— Work task —
All entries given below are to be returned word for word.
[Data records — start]
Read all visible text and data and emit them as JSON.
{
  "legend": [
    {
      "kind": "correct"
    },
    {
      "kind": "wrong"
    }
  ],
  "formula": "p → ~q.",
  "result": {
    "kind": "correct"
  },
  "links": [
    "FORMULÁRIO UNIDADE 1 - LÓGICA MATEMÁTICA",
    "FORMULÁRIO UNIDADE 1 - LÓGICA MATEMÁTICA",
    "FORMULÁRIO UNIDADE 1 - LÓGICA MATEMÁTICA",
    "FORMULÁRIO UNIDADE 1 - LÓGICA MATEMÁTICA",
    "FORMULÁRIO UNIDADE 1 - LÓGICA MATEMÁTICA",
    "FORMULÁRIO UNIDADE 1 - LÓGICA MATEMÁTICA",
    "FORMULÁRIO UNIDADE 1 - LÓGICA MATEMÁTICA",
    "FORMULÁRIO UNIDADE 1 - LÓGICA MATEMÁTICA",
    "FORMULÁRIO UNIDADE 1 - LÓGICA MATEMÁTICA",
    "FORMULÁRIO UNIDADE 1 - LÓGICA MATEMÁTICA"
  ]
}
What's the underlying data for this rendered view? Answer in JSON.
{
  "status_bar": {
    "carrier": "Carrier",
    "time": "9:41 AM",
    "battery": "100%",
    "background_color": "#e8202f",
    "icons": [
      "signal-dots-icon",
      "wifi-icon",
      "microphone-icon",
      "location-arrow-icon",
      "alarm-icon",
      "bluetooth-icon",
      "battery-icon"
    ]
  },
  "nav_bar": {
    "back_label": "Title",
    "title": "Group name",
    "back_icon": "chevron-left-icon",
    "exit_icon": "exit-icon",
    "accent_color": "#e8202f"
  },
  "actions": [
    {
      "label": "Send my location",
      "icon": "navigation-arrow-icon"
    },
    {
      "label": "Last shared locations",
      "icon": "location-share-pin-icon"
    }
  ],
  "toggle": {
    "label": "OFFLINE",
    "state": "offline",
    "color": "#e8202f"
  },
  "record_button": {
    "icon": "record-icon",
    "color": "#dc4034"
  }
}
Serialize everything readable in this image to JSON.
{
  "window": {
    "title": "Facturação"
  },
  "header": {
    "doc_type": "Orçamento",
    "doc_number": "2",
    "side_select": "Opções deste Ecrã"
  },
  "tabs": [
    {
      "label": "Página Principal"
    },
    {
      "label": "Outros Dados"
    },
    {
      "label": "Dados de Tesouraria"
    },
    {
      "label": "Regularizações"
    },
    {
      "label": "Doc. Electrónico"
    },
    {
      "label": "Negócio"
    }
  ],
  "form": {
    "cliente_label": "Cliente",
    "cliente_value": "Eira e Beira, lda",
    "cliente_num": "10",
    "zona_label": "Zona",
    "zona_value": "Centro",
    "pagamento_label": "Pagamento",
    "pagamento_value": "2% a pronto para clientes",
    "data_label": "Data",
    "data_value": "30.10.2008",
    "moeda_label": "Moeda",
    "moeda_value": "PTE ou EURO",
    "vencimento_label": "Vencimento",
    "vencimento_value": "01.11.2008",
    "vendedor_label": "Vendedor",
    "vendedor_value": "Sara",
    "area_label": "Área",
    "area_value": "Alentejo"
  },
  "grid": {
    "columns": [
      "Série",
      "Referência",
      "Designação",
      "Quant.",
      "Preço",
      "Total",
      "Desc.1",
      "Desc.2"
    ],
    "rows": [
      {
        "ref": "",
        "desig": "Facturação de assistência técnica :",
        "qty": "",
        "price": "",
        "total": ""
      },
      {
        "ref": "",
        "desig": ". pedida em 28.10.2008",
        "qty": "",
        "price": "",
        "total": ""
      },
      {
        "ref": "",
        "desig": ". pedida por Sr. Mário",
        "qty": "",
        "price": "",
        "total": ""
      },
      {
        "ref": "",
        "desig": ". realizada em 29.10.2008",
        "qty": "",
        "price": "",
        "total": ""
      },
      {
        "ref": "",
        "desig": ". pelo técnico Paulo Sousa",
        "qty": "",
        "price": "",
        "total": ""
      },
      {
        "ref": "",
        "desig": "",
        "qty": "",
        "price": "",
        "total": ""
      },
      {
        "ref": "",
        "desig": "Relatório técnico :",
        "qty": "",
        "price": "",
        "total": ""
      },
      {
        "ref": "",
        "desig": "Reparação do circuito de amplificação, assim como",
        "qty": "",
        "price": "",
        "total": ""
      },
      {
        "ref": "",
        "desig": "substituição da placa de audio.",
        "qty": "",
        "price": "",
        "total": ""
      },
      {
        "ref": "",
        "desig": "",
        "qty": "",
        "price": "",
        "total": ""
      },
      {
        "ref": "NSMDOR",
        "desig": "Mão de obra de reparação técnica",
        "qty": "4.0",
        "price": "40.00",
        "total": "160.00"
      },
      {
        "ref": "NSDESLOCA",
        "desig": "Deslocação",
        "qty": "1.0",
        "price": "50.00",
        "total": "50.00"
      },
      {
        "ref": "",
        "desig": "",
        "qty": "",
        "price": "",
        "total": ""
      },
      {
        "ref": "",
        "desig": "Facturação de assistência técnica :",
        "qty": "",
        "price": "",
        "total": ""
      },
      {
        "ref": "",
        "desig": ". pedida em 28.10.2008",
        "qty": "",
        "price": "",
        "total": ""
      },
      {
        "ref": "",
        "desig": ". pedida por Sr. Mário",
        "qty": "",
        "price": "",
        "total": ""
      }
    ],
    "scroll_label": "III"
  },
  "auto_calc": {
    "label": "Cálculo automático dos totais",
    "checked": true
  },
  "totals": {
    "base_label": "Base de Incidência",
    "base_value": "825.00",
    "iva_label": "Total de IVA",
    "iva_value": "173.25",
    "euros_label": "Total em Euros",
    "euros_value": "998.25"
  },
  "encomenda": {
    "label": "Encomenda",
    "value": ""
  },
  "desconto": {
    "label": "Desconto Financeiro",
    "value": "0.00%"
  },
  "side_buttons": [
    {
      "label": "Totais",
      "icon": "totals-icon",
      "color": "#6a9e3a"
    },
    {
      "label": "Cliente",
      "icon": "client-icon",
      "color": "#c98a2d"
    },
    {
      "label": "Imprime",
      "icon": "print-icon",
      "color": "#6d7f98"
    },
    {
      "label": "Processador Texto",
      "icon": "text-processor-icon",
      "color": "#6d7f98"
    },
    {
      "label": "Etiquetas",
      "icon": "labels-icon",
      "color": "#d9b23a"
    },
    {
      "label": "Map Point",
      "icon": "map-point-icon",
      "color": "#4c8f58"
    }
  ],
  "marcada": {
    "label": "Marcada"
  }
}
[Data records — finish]
— The answer —
Read all visible text and data and emit them as JSON.
{
  "legend": [
    {
      "kind": "correct"
    },
    {
      "kind": "wrong"
    }
  ],
  "formula": "p → ~q.",
  "result": {
    "kind": "correct"
  },
  "links": [
    "FORMULÁRIO UNIDADE 1 - LÓGICA MATEMÁTICA",
    "FORMULÁRIO UNIDADE 1 - LÓGICA MATEMÁTICA",
    "FORMULÁRIO UNIDADE 1 - LÓGICA MATEMÁTICA",
    "FORMULÁRIO UNIDADE 1 - LÓGICA MATEMÁTICA",
    "FORMULÁRIO UNIDADE 1 - LÓGICA MATEMÁTICA",
    "FORMULÁRIO UNIDADE 1 - LÓGICA MATEMÁTICA",
    "FORMULÁRIO UNIDADE 1 - LÓGICA MATEMÁTICA",
    "FORMULÁRIO UNIDADE 1 - LÓGICA MATEMÁTICA",
    "FORMULÁRIO UNIDADE 1 - LÓGICA MATEMÁTICA",
    "FORMULÁRIO UNIDADE 1 - LÓGICA MATEMÁTICA"
  ]
}
What's the underlying data for this rendered view? Answer in JSON.
{
  "status_bar": {
    "carrier": "Carrier",
    "time": "9:41 AM",
    "battery": "100%",
    "background_color": "#e8202f",
    "icons": [
      "signal-dots-icon",
      "wifi-icon",
      "microphone-icon",
      "location-arrow-icon",
      "alarm-icon",
      "bluetooth-icon",
      "battery-icon"
    ]
  },
  "nav_bar": {
    "back_label": "Title",
    "title": "Group name",
    "back_icon": "chevron-left-icon",
    "exit_icon": "exit-icon",
    "accent_color": "#e8202f"
  },
  "actions": [
    {
      "label": "Send my location",
      "icon": "navigation-arrow-icon"
    },
    {
      "label": "Last shared locations",
      "icon": "location-share-pin-icon"
    }
  ],
  "toggle": {
    "label": "OFFLINE",
    "state": "offline",
    "color": "#e8202f"
  },
  "record_button": {
    "icon": "record-icon",
    "color": "#dc4034"
  }
}
Serialize everything readable in this image to JSON.
{
  "window": {
    "title": "Facturação"
  },
  "header": {
    "doc_type": "Orçamento",
    "doc_number": "2",
    "side_select": "Opções deste Ecrã"
  },
  "tabs": [
    {
      "label": "Página Principal"
    },
    {
      "label": "Outros Dados"
    },
    {
      "label": "Dados de Tesouraria"
    },
    {
      "label": "Regularizações"
    },
    {
      "label": "Doc. Electrónico"
    },
    {
      "label": "Negócio"
    }
  ],
  "form": {
    "cliente_label": "Cliente",
    "cliente_value": "Eira e Beira, lda",
    "cliente_num": "10",
    "zona_label": "Zona",
    "zona_value": "Centro",
    "pagamento_label": "Pagamento",
    "pagamento_value": "2% a pronto para clientes",
    "data_label": "Data",
    "data_value": "30.10.2008",
    "moeda_label": "Moeda",
    "moeda_value": "PTE ou EURO",
    "vencimento_label": "Vencimento",
    "vencimento_value": "01.11.2008",
    "vendedor_label": "Vendedor",
    "vendedor_value": "Sara",
    "area_label": "Área",
    "area_value": "Alentejo"
  },
  "grid": {
    "columns": [
      "Série",
      "Referência",
      "Designação",
      "Quant.",
      "Preço",
      "Total",
      "Desc.1",
      "Desc.2"
    ],
    "rows": [
      {
        "ref": "",
        "desig": "Facturação de assistência técnica :",
        "qty": "",
        "price": "",
        "total": ""
      },
      {
        "ref": "",
        "desig": ". pedida em 28.10.2008",
        "qty": "",
        "price": "",
        "total": ""
      },
      {
        "ref": "",
        "desig": ". pedida por Sr. Mário",
        "qty": "",
        "price": "",
        "total": ""
      },
      {
        "ref": "",
        "desig": ". realizada em 29.10.2008",
        "qty": "",
        "price": "",
        "total": ""
      },
      {
        "ref": "",
        "desig": ". pelo técnico Paulo Sousa",
        "qty": "",
        "price": "",
        "total": ""
      },
      {
        "ref": "",
        "desig": "",
        "qty": "",
        "price": "",
        "total": ""
      },
      {
        "ref": "",
        "desig": "Relatório técnico :",
        "qty": "",
        "price": "",
        "total": ""
      },
      {
        "ref": "",
        "desig": "Reparação do circuito de amplificação, assim como",
        "qty": "",
        "price": "",
        "total": ""
      },
      {
        "ref": "",
        "desig": "substituição da placa de audio.",
        "qty": "",
        "price": "",
        "total": ""
      },
      {
        "ref": "",
        "desig": "",
        "qty": "",
        "price": "",
        "total": ""
      },
      {
        "ref": "NSMDOR",
        "desig": "Mão de obra de reparação técnica",
        "qty": "4.0",
        "price": "40.00",
        "total": "160.00"
      },
      {
        "ref": "NSDESLOCA",
        "desig": "Deslocação",
        "qty": "1.0",
        "price": "50.00",
        "total": "50.00"
      },
      {
        "ref": "",
        "desig": "",
        "qty": "",
        "price": "",
        "total": ""
      },
      {
        "ref": "",
        "desig": "Facturação de assistência técnica :",
        "qty": "",
        "price": "",
        "total": ""
      },
      {
        "ref": "",
        "desig": ". pedida em 28.10.2008",
        "qty": "",
        "price": "",
        "total": ""
      },
      {
        "ref": "",
        "desig": ". pedida por Sr. Mário",
        "qty": "",
        "price": "",
        "total": ""
      }
    ],
    "scroll_label": "III"
  },
  "auto_calc": {
    "label": "Cálculo automático dos totais",
    "checked": true
  },
  "totals": {
    "base_label": "Base de Incidência",
    "base_value": "825.00",
    "iva_label": "Total de IVA",
    "iva_value": "173.25",
    "euros_label": "Total em Euros",
    "euros_value": "998.25"
  },
  "encomenda": {
    "label": "Encomenda",
    "value": ""
  },
  "desconto": {
    "label": "Desconto Financeiro",
    "value": "0.00%"
  },
  "side_buttons": [
    {
      "label": "Totais",
      "icon": "totals-icon",
      "color": "#6a9e3a"
    },
    {
      "label": "Cliente",
      "icon": "client-icon",
      "color": "#c98a2d"
    },
    {
      "label": "Imprime",
      "icon": "print-icon",
      "color": "#6d7f98"
    },
    {
      "label": "Processador Texto",
      "icon": "text-processor-icon",
      "color": "#6d7f98"
    },
    {
      "label": "Etiquetas",
      "icon": "labels-icon",
      "color": "#d9b23a"
    },
    {
      "label": "Map Point",
      "icon": "map-point-icon",
      "color": "#4c8f58"
    }
  ],
  "marcada": {
    "label": "Marcada"
  }
}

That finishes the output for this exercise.